small copper butterflies on bramble

Thank goodness for bramble and willowherb

Its  #bigbutterflycount time  – walk for 15 minutes and record the species and numbers of butterflies that you see  ( It’s something I do every year, but this time butterflies have been badly hit by the drought. In fact, insect life is pretty poor at the moment. I can walk along our  hedgerows and hardly see anything with six legs, so its all very depressing.

Today’s  butterfly count – 4 small whites, 2 meadow browns, 1  speckled wood, 1 small copper.  The smallest I think I have ever recorded. I have seen large whites, green-veined whites, red admiral, peacock, comma, common blue, and brimstone in recent days,  but only one or two. No small tortoiseshells yet.  No caterpillars on our nettle patches.  There were very few bees to be seen and no hoverflies, but it’s not really surprising, there is hardly anything in flower. And this is where the title of this blog comes in. The only flowers in abundance at the moment are willowherb (Chamerion angustifolium) and bramble. 


There is some bindweed, corn marigold, horseshoe vetch in flower,  plus some thistles that I have let flower against my better judgment because they are nectar-rich, but nothing else of note.  Fortunately, I have flowers in the allotment area and gardens, but the fields are virtually devoid of any flowers. Just as well I don’t cut my hedgerows very often as I wouldn’t have had as many brambles in flower.  Like many other flowers, the brambles are early and I’m already picking fruit, so in a week or so the remaining flowers will be gone. Just have to hope we get some rain and the second flush of clovers and dandelions appears. I’m not sure what the honey harvest has been like this year, there was probably a bumper June when friends reported lots of activity, but now beekeepers must be worried.

Normally  when I walk our fields at this time of year clouds of meadow browns lift from the margins while our hedgerows are buzzing with insect life.  Not so this year. Our hay was taken in mid June, and little grass has grown back.  Even our late cut meadow is yellow and the flowers are over.  Around our pond we have loads of knapweed, which pulls in the marbled whites in large numbers,  but this year I counted just two or three on wing and they appeared very early, in  mid June, so are no longer around. Just as well, as the flowerheads are shrived.

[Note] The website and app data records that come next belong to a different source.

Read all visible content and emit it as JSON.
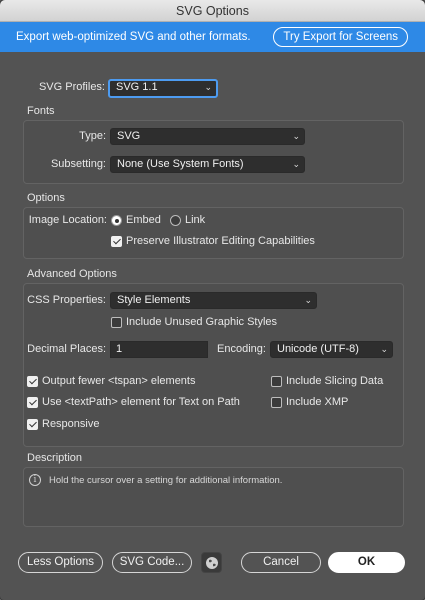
{
  "window": {
    "title": "SVG Options"
  },
  "banner": {
    "text": "Export web-optimized SVG and other formats.",
    "button_label": "Try Export for Screens"
  },
  "svg_profiles": {
    "label": "SVG Profiles:",
    "value": "SVG 1.1"
  },
  "fonts": {
    "section_label": "Fonts",
    "type_label": "Type:",
    "type_value": "SVG",
    "subsetting_label": "Subsetting:",
    "subsetting_value": "None (Use System Fonts)"
  },
  "options": {
    "section_label": "Options",
    "image_location_label": "Image Location:",
    "embed_label": "Embed",
    "embed_selected": true,
    "link_label": "Link",
    "link_selected": false,
    "preserve_label": "Preserve Illustrator Editing Capabilities",
    "preserve_checked": true
  },
  "advanced": {
    "section_label": "Advanced Options",
    "css_label": "CSS Properties:",
    "css_value": "Style Elements",
    "unused_styles_label": "Include Unused Graphic Styles",
    "unused_styles_checked": false,
    "decimal_label": "Decimal Places:",
    "decimal_value": "1",
    "encoding_label": "Encoding:",
    "encoding_value": "Unicode (UTF-8)",
    "tspan_label": "Output fewer <tspan> elements",
    "tspan_checked": true,
    "slicing_label": "Include Slicing Data",
    "slicing_checked": false,
    "textpath_label": "Use <textPath> element for Text on Path",
    "textpath_checked": true,
    "xmp_label": "Include XMP",
    "xmp_checked": false,
    "responsive_label": "Responsive",
    "responsive_checked": true
  },
  "description": {
    "section_label": "Description",
    "text": "Hold the cursor over a setting for additional information."
  },
  "footer": {
    "less_options_label": "Less Options",
    "svg_code_label": "SVG Code...",
    "cancel_label": "Cancel",
    "ok_label": "OK"
  },
  "colors": {
    "banner": "#2e89e6",
    "dialog_bg": "#535353",
    "focus": "#4d9bf0"
  }
}
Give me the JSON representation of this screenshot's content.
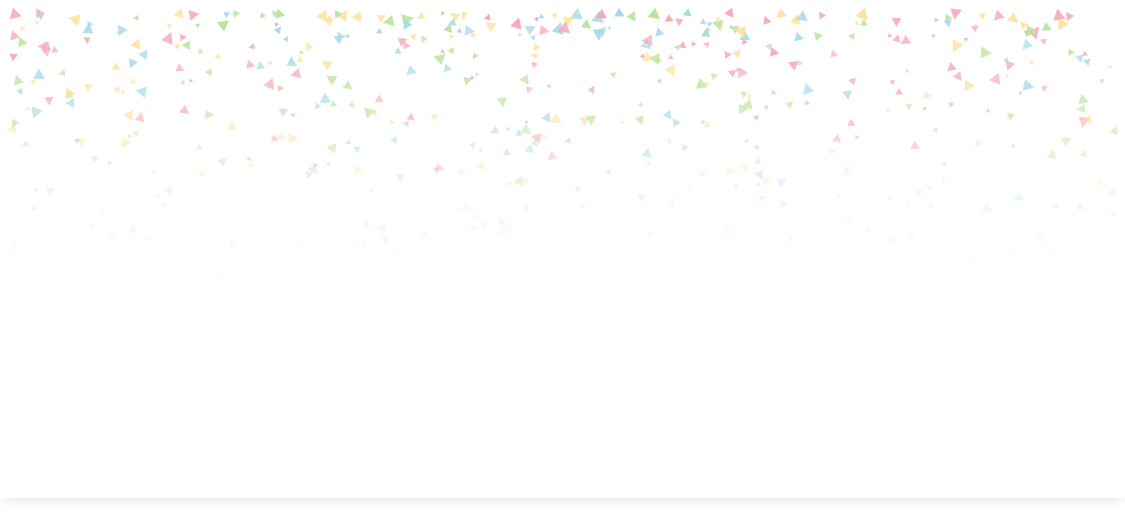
{
  "background": {
    "card_color": "#ffffff",
    "shadow_color": "#e6e9ee"
  },
  "confetti": {
    "shape": "triangle",
    "colors": [
      "#f4a7b4",
      "#a6d8e8",
      "#b8e39a",
      "#fde19a"
    ]
  }
}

Going forwards, its clear that this type of weather may become more common so we will have to think about how to supply our pollinators with nectar in mid summer.For me it may be a crop of sunflowers.

First posted on on 2nd August 2018

Leave a Comment

Your email address will not be published. Required fields are marked *